10 : ‘But the Lord said, ‘You are concerned about a vine that you did not plant or take care of, a vine that grew up in one night and died the next.
11 : In that city of Nineveh there are more than a hundred and twenty thousand people who cannot tell right from wrong, and many cattle are also there. Don’t you think I should be concerned about that big city?’
a) God has used the vine and the worm to challenge Jonah’s emotions and his reasoning – if Jonah had got so worked up about the loss of the vine, which had appeared and disappeared within a day – how much more should concern be shown for a city of 120,00 wayward inhabitants?
b) I think God is also making the point that the vine was never Jonah’s – he didn’t even work to make it grow; he could stake no claim over it; and yet, he became very attached to it, and mourned its loss – or even let his anger and rage get the better of him again. How easily we lay claim to things which were never ours by right. We should live with a healthily loose attachment to things, and nurture the sense that all things are a gift to us from the Almighty Giver.
c) Finishing the book with those two questions, ‘do you have the right to be angry about the vine?’ and ‘don’t you think I should be concerned about that big city?’ is a clever literary device.

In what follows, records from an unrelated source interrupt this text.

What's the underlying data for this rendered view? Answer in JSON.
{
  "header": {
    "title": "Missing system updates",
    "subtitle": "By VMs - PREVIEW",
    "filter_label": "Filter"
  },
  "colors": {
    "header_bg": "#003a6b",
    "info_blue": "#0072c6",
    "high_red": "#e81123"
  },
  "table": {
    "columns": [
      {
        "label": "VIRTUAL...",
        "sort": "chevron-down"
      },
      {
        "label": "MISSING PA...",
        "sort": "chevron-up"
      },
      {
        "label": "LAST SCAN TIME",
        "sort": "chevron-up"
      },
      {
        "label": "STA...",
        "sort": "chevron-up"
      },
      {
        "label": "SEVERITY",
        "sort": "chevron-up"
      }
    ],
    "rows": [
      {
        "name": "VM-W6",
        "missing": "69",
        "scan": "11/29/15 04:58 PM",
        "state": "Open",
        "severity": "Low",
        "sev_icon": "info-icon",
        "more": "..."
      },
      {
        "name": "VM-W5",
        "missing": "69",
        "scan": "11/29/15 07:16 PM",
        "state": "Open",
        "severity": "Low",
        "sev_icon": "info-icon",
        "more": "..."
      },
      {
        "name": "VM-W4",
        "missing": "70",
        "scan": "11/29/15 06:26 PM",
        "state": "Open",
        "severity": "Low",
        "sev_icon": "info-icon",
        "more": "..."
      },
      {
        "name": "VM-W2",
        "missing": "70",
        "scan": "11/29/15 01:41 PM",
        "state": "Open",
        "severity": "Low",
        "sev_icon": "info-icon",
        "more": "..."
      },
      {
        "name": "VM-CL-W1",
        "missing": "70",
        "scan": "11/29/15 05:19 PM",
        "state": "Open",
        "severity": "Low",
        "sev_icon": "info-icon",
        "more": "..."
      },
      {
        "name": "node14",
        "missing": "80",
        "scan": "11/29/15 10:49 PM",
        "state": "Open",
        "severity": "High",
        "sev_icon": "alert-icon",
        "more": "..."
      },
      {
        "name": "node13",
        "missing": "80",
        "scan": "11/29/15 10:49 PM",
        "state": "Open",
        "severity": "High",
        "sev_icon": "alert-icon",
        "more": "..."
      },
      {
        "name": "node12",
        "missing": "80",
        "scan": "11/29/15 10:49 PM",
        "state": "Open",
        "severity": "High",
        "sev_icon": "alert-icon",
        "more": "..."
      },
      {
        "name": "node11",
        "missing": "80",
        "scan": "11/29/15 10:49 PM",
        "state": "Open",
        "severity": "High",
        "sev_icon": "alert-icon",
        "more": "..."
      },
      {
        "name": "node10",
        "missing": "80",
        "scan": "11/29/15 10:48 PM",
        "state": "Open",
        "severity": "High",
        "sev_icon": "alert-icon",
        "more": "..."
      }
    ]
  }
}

It gives us a glimpse into the heart of God, of His passions, His purposes, His mission to ALL the world.
And I think it raises a mirror up for the reader / listener.
How would you / I answer those questions?
What do you have to say on all this?
Give to me, Lord, the eyes of faith
the heart of compassion
the arms of love and welcoming embrace
the feet swift to take Your gospel good news to all the places You send.
Give to me, Lord, Your grace to forgive my many faults and failings
Your love to inspire me
Your passion for the lost, hurting and lonely
Your Spirit to guide me
from where I am now
to where You would have me be.
I love You, Lord, for I know You are watching over me.